should bo formulated it should fully and em
phatically rcpieocnt the republican policy-
Mr. Kelly vigorously protested against the
formulation of any bill , and other members
argued that it was not reasonable to roquJro
the minority p.u-ty to submit a bill which
iiLTessarlly would not fully meet the views of
the members of that party , but must bo con
structed with a vlow to Bocurlng sufllciont
Btiaiitfth for Its passage from the majority
Mr. Nelson of Minnesota , while urging the
preparation ot the bill remarked that ho was
nut in love with the Mills bill , and added that
Minnesota could bo rolled upon to glvo
n republican majority this fall regardless
of the action of the house on the tariff ,
Finally Mr , Brown of Indiana offered the
following resolution , which was unanimously
Kesolvod , That It Is the sense 6f this
mucus that llin pending tariff bill bo taken
up and considered in committoa of the whole ,
under the Ilvo minute rule in the usual way ,
section by section and paragraph by para-
The caucus , which luslod four hours , then
WASHINGTON , May 2fi , Senator Paddock's
3onimtteo ! on Mississippi river Improvement
lo-day continued Its ht'.ulng on the proposed
improvement of the outlet syetora , Captain
I'honius Leathers , for forty years a Missis-
ilppl river Btenmbo.Uman , was unon the wit-
iL-ia titunJ dui in.1 ; HID BctsMon , lie criticised
ho methods of the river commission an tend-
: IIK to sho.il the river and crnuto over/low / * .
Ho ailvo Mtod an outlet system as n remedy
Tor existing ovlla.
New Yonu , May 20. [ Special Telegram to
Tim UKII. ] Arrived The City of Hichmond ,
from Liverpool ; the Australia , from Hum-
May 23. Arrived Th
Jolgorilund , from Now York fur Antwerp.
liAi/riMoiiK , May 20. Arrived The Bar-
nwmoro , from Liverpool ,
KOTTKUIUM , May 20. Arrived The Hot-
lerdnpi , from No\v \ York.
Atlvei-lUeil nml Got a HiiHlmml.
Dnooxixus , DaU. , May 20. [ Special Tclc-
[ rumtoTiHi BUB. ] A somewhat roumntio
Durnaga oecurrod bore to-day.
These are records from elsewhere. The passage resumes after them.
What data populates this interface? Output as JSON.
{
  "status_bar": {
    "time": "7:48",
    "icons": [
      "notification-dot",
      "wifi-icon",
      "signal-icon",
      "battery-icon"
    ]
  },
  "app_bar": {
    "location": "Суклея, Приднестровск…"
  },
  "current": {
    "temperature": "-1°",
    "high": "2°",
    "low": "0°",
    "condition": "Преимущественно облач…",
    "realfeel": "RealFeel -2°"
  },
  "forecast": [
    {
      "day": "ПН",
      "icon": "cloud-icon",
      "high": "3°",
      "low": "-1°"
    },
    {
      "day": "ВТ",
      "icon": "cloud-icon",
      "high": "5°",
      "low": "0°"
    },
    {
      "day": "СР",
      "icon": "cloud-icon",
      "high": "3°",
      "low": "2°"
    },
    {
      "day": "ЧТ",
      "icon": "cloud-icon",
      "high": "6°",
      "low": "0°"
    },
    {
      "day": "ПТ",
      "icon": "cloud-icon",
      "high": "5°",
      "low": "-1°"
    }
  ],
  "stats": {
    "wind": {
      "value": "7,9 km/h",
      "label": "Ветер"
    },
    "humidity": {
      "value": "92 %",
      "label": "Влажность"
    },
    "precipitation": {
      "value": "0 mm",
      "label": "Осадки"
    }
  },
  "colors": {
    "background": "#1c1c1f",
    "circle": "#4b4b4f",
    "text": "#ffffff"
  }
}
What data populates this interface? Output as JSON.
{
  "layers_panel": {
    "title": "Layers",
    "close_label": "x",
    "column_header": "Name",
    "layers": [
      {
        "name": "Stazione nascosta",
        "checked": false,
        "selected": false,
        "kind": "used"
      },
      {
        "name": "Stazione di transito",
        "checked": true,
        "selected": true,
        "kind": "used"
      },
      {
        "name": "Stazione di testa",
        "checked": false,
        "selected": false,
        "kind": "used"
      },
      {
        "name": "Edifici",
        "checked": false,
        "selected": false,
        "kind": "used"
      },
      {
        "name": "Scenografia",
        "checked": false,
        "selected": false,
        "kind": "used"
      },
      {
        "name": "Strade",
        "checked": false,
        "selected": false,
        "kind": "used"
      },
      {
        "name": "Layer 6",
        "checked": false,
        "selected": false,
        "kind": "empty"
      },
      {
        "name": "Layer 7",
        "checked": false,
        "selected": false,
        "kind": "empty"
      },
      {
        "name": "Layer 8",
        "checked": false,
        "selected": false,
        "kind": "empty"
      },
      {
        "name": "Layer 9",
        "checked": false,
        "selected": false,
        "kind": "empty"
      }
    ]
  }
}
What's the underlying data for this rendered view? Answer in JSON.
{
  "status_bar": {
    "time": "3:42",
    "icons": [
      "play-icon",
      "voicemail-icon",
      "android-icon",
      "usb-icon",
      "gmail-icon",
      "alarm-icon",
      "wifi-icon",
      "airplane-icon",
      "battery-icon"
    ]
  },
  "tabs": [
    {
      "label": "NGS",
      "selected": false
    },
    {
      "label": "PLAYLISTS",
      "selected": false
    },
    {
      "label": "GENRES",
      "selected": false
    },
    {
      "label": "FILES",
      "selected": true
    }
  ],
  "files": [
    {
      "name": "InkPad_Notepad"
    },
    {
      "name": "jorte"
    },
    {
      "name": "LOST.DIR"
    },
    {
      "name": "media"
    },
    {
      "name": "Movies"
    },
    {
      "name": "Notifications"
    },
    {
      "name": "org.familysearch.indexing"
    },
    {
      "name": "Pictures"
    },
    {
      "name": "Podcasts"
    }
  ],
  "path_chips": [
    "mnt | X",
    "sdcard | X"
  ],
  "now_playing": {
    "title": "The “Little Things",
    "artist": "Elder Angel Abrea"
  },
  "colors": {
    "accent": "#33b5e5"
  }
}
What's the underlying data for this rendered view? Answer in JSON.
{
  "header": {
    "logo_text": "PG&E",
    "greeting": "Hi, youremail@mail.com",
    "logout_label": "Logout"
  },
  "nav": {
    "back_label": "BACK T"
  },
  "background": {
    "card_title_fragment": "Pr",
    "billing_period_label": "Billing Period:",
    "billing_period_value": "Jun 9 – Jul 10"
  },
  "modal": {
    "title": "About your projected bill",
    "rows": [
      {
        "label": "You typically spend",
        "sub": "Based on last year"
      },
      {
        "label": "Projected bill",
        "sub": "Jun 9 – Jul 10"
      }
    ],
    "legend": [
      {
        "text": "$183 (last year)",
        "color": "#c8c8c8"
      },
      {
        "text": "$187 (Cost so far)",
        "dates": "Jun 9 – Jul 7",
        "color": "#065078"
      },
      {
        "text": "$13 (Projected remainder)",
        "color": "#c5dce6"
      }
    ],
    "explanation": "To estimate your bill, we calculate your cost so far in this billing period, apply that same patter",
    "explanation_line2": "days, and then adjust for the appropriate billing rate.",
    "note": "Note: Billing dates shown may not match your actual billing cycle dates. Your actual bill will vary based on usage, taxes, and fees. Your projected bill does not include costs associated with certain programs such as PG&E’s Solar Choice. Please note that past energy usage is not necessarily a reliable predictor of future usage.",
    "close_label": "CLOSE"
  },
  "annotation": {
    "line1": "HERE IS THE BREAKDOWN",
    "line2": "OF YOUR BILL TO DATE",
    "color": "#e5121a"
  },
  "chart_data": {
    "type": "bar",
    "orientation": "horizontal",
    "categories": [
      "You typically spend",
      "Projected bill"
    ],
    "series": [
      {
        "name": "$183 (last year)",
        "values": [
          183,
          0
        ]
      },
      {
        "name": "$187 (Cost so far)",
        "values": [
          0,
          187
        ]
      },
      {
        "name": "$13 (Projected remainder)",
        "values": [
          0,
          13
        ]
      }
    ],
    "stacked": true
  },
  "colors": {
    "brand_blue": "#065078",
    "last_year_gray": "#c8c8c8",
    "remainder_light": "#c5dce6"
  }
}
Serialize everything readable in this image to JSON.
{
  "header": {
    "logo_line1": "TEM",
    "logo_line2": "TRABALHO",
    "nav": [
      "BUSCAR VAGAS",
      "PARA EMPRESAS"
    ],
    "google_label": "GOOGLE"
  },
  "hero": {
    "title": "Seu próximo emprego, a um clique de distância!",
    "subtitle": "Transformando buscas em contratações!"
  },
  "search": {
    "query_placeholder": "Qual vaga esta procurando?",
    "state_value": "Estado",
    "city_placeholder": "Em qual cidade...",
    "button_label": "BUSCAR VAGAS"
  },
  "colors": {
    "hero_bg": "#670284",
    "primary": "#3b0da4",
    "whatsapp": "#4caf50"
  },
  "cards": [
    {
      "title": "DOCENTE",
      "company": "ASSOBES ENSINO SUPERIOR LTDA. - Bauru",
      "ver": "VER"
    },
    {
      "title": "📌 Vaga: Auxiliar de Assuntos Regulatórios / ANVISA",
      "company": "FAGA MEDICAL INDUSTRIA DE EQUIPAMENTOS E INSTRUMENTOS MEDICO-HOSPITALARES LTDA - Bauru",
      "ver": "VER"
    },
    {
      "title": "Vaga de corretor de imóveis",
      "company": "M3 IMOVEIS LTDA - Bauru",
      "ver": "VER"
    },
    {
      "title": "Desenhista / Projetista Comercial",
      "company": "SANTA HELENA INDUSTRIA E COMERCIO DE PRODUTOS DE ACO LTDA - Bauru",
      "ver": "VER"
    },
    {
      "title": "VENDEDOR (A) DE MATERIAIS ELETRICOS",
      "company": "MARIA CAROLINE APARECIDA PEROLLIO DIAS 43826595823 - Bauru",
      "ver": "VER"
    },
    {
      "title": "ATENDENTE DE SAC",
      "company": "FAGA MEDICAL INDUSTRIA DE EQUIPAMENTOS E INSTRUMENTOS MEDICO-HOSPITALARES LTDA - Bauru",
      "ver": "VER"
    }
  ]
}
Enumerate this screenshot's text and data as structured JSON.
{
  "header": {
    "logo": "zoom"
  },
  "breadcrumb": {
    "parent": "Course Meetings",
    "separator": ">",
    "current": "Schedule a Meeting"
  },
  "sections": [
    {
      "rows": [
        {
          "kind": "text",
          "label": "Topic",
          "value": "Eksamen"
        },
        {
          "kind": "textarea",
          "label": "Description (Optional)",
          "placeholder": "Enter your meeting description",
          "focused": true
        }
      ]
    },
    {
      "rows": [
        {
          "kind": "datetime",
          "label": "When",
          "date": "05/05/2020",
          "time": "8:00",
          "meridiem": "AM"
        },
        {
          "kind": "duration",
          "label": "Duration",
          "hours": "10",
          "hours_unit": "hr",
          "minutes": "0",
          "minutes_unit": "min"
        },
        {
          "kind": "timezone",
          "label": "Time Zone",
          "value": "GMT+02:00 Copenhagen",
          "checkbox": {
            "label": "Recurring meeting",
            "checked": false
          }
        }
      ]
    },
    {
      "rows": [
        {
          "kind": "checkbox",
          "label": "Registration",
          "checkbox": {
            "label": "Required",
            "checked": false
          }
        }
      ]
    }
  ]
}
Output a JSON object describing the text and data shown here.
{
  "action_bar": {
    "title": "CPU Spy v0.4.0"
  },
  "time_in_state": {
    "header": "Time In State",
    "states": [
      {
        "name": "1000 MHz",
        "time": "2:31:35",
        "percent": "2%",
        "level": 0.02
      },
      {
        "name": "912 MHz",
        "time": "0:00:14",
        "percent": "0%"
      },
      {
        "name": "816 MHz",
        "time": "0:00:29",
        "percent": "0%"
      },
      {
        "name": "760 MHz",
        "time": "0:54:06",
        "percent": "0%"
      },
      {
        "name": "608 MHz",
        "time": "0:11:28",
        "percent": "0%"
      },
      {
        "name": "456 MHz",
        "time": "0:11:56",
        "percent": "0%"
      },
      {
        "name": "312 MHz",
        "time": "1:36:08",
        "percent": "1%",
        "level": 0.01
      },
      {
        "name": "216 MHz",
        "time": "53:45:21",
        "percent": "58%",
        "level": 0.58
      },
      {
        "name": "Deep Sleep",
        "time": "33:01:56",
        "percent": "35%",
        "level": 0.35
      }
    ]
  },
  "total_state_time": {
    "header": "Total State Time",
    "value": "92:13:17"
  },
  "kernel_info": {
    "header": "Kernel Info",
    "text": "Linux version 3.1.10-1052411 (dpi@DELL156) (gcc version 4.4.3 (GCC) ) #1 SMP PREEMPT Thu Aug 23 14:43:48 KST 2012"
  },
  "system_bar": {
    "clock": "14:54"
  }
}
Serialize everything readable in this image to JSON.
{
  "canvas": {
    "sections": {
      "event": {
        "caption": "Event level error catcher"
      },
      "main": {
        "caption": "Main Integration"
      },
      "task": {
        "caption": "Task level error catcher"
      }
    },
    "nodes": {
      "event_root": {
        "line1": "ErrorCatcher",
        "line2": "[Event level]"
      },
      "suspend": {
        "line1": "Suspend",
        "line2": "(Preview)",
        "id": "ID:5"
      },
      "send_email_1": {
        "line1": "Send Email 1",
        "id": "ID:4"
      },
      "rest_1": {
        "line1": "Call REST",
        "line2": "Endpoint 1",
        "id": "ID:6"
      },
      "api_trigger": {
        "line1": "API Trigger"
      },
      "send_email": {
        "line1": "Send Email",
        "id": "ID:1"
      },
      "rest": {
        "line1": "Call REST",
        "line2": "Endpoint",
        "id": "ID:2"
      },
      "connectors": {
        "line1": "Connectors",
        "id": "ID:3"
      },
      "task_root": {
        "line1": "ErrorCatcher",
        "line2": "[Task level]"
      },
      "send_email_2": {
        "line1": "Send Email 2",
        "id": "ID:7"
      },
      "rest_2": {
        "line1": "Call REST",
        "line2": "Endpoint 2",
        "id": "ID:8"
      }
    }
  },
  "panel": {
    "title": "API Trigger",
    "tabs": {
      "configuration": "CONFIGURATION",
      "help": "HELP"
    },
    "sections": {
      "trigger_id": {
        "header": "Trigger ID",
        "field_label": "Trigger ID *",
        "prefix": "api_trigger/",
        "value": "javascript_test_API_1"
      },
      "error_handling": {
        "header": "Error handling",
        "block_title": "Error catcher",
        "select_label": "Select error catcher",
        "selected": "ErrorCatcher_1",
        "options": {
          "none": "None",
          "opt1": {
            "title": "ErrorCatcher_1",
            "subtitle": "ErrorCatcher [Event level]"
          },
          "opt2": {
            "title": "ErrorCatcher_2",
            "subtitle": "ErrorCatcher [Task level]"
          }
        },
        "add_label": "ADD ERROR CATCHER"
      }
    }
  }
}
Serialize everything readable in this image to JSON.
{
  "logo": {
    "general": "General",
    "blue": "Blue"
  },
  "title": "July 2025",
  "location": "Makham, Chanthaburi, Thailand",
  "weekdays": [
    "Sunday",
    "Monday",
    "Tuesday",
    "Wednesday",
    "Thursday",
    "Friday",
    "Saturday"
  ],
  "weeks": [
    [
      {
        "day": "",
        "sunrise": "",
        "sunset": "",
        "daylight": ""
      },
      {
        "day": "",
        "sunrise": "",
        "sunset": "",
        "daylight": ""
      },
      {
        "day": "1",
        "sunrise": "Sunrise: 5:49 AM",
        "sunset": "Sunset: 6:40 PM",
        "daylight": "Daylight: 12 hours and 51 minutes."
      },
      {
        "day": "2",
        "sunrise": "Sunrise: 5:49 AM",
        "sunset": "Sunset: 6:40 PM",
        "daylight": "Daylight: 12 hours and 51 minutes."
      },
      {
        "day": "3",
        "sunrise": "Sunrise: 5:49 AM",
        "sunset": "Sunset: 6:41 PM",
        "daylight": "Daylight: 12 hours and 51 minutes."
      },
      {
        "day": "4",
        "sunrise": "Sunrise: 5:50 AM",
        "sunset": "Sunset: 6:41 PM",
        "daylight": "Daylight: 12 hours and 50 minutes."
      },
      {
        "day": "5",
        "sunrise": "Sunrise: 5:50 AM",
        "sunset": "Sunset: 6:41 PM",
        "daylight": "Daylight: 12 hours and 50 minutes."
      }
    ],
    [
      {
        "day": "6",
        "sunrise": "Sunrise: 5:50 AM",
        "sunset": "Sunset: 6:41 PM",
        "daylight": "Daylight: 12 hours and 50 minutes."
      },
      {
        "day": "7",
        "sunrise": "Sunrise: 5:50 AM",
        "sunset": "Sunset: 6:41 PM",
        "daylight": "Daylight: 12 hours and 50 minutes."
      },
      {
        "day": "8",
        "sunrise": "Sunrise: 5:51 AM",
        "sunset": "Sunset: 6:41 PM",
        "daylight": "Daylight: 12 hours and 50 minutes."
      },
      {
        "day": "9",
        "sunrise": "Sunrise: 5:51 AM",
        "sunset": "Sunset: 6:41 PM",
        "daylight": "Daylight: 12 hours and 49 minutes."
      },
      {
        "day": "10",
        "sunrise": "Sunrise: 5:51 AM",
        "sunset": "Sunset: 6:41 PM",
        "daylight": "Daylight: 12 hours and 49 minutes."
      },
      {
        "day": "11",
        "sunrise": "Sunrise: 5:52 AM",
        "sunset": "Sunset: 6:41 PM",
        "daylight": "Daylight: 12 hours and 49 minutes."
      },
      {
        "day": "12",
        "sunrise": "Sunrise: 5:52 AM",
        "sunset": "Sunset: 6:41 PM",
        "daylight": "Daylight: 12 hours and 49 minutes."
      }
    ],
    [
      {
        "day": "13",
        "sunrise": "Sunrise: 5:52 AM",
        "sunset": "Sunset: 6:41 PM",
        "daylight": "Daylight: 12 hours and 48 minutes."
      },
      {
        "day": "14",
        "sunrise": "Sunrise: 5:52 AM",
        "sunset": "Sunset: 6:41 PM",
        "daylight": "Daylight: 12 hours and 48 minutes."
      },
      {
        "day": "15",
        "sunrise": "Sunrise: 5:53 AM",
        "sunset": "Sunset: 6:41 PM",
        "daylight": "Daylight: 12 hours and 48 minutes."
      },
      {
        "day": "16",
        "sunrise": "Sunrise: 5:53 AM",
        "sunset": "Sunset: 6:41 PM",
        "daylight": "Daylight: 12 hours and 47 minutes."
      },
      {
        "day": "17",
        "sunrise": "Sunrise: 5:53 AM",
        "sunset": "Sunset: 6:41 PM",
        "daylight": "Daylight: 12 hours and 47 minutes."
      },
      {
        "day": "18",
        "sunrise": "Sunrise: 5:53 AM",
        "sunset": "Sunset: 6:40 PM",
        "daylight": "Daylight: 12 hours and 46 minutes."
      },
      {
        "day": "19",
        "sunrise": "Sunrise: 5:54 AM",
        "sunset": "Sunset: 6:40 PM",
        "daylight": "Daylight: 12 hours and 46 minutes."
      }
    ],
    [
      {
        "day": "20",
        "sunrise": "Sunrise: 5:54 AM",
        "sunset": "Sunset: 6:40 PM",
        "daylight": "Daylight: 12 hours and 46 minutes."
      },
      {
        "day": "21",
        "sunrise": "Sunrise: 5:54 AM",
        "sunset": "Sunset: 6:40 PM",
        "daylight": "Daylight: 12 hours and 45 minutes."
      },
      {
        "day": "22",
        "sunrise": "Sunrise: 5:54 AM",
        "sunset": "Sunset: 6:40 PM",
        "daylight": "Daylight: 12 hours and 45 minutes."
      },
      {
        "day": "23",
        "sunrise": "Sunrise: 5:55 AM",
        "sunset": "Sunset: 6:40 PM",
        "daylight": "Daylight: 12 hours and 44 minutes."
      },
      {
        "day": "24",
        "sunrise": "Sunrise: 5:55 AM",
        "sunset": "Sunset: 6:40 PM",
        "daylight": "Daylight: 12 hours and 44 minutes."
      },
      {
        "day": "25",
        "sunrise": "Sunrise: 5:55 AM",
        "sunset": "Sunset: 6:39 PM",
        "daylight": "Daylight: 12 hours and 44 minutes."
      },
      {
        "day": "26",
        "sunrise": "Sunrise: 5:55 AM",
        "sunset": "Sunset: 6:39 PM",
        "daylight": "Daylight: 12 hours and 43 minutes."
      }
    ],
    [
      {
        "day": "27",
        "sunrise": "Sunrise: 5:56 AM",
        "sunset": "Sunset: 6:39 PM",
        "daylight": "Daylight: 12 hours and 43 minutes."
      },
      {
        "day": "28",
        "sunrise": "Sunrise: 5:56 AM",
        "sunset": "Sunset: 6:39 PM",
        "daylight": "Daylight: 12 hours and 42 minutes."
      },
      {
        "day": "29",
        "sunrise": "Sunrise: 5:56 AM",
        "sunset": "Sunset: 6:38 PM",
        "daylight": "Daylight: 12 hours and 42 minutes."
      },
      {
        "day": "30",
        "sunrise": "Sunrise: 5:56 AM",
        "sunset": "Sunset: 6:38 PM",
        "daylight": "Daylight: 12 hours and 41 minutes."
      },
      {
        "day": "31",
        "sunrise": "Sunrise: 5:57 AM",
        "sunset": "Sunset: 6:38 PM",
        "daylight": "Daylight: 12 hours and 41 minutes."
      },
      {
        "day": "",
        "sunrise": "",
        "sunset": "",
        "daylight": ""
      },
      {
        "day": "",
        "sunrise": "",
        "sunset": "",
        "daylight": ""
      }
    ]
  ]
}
A farmer
mmod Thomas , who has bacn living alone on
its farm for years , commenced oorreapond-
ng with a lady in Indiana , of whom h
carnod through the medium of Bomo nmtri-
nonl.il Journal. Yesterday the lady came
md was mot nt the depot by ths prospcctlva
[ room. To-day they were uiftvrl d , ' and
.lai-u-J . Jor.Vf'atcrtown for a'wctUUug tow ,